How would the price be set? The users of spectrum bands would run clearinghouses that function like commodity exchanges, not for orange juice and pork bellies but for spectrum. In practical terms, a clearinghouse would basically be a computer that sends out price signals. Those users who accept the price return a signal to that effect and transmit. When capacity is underutilized, prices drop and an updated signal is sent out.
This system need not be applied to every band. For example, some frequencies could be dedicated, to educational or governmental users, who could also resell parts of their capacity to raise operating revenues. Similarly, election candidates could get a "bit endowment" to access the spectrum.
Who gets the proceeds from the access charges? As in the auction, it would be the U.S. Treasury, but with the revenue flow smoothed, rather than dependent on oneshot deals. At present the auction money simply disappears into the black hole of the budget, taking money out of the telecommunications infrastructure just when there is a need to upgrade it. This suggests the need for some funds to be earmarked for re-investment in communications.

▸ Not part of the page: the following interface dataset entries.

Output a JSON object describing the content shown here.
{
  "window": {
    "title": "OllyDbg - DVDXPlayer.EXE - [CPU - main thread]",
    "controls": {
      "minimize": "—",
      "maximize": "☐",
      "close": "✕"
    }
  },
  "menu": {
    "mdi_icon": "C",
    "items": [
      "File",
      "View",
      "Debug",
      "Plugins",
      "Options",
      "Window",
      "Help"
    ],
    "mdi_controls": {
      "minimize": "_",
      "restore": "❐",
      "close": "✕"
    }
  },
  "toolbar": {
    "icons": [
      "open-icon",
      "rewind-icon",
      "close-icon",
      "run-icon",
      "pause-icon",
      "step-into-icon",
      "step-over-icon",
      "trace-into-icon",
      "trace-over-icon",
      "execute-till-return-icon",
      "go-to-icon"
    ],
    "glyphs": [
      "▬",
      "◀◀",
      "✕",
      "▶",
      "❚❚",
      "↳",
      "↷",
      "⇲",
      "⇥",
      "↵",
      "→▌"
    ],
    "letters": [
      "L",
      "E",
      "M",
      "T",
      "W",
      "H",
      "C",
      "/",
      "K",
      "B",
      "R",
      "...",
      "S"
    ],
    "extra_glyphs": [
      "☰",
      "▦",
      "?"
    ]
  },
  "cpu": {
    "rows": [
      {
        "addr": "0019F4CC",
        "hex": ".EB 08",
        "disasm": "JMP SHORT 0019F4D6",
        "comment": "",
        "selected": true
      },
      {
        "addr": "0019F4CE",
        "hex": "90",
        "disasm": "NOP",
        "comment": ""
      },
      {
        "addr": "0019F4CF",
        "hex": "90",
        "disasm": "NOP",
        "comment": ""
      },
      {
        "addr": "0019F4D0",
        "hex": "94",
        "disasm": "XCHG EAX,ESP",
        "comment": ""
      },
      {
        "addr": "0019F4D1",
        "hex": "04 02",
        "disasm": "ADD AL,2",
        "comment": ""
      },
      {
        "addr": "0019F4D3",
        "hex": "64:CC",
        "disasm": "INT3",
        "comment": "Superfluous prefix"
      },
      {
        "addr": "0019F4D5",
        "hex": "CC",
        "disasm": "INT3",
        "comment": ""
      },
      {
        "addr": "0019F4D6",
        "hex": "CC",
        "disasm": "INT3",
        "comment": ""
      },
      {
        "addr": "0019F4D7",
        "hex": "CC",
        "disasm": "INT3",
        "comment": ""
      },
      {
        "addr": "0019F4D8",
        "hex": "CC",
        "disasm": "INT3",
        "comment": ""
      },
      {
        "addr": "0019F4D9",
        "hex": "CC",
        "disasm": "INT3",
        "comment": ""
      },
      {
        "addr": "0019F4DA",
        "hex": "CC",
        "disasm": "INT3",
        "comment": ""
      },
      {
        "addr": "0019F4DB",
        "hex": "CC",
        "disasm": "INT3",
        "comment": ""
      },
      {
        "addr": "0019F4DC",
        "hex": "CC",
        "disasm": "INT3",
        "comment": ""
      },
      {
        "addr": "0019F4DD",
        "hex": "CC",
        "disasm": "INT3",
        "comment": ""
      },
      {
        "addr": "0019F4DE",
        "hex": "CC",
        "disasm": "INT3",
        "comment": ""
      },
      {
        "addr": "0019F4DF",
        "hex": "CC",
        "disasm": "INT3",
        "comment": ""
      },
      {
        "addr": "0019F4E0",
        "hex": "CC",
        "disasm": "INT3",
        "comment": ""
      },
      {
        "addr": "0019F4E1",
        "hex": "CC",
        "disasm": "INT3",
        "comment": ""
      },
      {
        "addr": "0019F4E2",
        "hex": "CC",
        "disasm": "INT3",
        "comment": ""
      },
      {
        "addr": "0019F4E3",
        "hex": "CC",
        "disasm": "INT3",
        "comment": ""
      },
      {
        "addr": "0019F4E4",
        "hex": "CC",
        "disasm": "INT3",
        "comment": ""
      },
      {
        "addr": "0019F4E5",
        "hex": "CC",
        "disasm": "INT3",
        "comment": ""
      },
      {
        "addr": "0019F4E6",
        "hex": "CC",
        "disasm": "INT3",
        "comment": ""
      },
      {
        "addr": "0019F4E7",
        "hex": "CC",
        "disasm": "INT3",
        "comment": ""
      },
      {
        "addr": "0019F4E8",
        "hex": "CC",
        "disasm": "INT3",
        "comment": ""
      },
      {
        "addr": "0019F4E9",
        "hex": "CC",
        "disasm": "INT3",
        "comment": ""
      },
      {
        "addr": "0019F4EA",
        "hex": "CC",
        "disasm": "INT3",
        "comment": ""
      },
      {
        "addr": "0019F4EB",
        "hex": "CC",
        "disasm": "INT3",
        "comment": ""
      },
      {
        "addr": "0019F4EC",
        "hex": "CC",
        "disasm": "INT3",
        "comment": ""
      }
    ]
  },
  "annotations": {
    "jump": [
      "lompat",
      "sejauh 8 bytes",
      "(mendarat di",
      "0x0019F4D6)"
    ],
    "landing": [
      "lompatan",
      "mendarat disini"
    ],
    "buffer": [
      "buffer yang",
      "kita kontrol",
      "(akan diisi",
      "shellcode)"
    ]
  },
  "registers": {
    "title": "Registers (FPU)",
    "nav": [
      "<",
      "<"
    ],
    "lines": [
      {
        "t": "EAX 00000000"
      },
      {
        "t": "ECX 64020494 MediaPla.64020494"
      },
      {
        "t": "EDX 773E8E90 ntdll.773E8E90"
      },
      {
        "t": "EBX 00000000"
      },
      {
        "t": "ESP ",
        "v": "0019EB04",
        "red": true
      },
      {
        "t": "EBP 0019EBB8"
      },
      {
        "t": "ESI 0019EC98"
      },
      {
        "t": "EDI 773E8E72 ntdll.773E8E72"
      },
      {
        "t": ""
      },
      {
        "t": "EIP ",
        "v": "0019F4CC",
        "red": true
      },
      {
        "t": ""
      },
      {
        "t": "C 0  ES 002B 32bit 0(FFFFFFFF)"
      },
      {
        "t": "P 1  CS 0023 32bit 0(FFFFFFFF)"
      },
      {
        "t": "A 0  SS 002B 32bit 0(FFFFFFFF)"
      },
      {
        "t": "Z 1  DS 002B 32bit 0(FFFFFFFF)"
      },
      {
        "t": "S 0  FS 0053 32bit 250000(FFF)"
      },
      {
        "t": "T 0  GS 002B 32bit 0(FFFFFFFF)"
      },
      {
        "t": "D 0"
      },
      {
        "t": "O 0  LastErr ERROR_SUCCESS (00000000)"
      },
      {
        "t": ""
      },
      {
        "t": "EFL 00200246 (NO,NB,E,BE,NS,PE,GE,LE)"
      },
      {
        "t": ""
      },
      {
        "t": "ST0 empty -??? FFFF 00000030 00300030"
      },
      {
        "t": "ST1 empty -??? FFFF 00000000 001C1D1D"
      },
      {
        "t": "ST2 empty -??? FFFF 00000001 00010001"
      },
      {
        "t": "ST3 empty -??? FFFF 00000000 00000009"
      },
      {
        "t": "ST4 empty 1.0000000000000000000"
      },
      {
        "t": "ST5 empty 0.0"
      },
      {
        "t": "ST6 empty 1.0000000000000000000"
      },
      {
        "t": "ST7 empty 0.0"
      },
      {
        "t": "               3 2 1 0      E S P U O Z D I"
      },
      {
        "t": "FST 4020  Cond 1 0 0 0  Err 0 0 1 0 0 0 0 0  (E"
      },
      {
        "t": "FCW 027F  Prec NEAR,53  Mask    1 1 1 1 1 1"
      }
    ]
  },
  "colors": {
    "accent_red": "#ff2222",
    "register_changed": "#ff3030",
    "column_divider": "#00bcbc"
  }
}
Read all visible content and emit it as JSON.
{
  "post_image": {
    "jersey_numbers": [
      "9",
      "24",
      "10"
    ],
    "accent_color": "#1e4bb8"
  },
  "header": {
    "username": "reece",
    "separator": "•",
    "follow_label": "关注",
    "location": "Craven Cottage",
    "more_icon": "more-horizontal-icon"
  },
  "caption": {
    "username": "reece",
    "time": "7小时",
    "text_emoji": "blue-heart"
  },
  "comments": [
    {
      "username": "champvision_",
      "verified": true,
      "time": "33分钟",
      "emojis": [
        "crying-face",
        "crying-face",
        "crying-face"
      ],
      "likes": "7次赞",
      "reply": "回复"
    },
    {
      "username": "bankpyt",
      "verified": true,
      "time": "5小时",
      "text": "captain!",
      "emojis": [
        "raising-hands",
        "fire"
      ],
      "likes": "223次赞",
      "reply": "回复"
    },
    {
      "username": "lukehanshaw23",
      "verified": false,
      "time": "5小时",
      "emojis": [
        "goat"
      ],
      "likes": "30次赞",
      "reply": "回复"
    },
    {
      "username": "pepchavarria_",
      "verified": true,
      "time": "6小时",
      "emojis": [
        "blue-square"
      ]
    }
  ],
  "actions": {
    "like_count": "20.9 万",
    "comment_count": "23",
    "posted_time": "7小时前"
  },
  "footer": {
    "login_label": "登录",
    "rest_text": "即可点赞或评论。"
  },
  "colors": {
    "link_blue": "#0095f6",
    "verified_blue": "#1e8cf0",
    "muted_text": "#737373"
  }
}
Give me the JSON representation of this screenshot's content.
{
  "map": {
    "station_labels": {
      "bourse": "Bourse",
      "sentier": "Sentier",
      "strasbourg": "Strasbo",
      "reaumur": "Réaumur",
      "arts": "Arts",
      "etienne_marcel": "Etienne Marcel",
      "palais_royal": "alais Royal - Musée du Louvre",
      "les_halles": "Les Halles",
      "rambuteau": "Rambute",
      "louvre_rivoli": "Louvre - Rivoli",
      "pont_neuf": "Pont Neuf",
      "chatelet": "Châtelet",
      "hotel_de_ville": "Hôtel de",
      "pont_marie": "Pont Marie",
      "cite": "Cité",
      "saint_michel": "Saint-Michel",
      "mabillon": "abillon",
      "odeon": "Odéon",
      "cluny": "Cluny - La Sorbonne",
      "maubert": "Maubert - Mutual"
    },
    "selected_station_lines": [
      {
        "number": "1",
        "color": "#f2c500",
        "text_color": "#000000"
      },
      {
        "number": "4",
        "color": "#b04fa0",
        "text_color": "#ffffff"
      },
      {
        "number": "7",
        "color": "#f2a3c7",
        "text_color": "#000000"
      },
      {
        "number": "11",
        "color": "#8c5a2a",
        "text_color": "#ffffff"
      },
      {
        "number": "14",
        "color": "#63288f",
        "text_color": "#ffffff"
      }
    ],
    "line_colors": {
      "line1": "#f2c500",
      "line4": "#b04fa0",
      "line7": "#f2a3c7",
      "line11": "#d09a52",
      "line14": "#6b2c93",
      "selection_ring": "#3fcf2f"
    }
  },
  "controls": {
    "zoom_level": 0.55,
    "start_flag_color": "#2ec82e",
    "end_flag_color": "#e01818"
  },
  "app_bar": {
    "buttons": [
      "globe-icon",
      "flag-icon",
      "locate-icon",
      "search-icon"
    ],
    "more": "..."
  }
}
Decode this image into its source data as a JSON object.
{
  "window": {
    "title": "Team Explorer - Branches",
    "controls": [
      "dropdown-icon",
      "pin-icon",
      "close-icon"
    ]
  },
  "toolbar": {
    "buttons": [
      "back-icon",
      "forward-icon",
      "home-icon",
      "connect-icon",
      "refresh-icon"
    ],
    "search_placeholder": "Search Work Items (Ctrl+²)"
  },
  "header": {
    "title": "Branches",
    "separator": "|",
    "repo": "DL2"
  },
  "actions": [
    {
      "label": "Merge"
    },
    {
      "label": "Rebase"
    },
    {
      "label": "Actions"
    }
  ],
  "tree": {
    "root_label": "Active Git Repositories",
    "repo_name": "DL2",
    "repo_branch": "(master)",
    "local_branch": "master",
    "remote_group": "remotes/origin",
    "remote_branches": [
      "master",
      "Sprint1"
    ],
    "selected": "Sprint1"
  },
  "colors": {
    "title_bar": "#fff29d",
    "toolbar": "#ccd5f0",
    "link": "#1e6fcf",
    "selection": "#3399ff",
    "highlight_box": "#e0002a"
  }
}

The concept of buying spectrum access as an input rather than holding an exclusive license is certainly unfamiliar. But it is not different from an independent gas station that cannot be certain of the price of its vital input, wholesale gasoline, but buys it at market prices. Where price certainty is deemed essential, markets for capacity futures will no doubt evolve just as they did for crude oil.
Is the concept practical? In the fifties, when a law student, Leo Herzel, and the future Nobel Economics laureate Ronald Coase proposed spectrum auctions, they were met with a host of make-weight objections on its impracticality. Technologically, the proposed next-generation system is not presently available, though its component parts either exist or are within reach. There is no reason to believe that the technical issues cannot be overcome. Unlicensed use of spectrum already exists for some bands for low-power industrial, scientific, and medical applications. Last year, an industry consortium designed common equipment protocols that have a built-in "spectrum etiquette" such as "listen-before-talk". Also last year, the computer company Apple petitioned for a spectrum band for new digital applications, with no license requirements. Why not expand this concept and dedicate bands to the open-access, access-price model?
The point is that spectrum allocation can take new forms, and tomorrow's best system might be different from today's. This suggests that Congress, instead of legislating this matter in detail now, should delegate instructions to its expert agency, the Federal Communications Commission, to flexibly devise systems of fees appropriate to various bands and uses. And it suggests that the FCC, whose auctions have been a success story so far, should not be content to repeat itself but to approach spectrum in a pragmatic and searching fashion than with the notion that the free market is served by one and only one particular technique. Auctions are fine for today, but we should be ready to explore the next step, and bring the invisible hand to the invisible resource.
Note 1 : Professor of Finance and Economics, Graduate School of Business, Columbia University. Director, Columbia Institute for Tele-Information. Former Public Service Commissioner, New York State. Back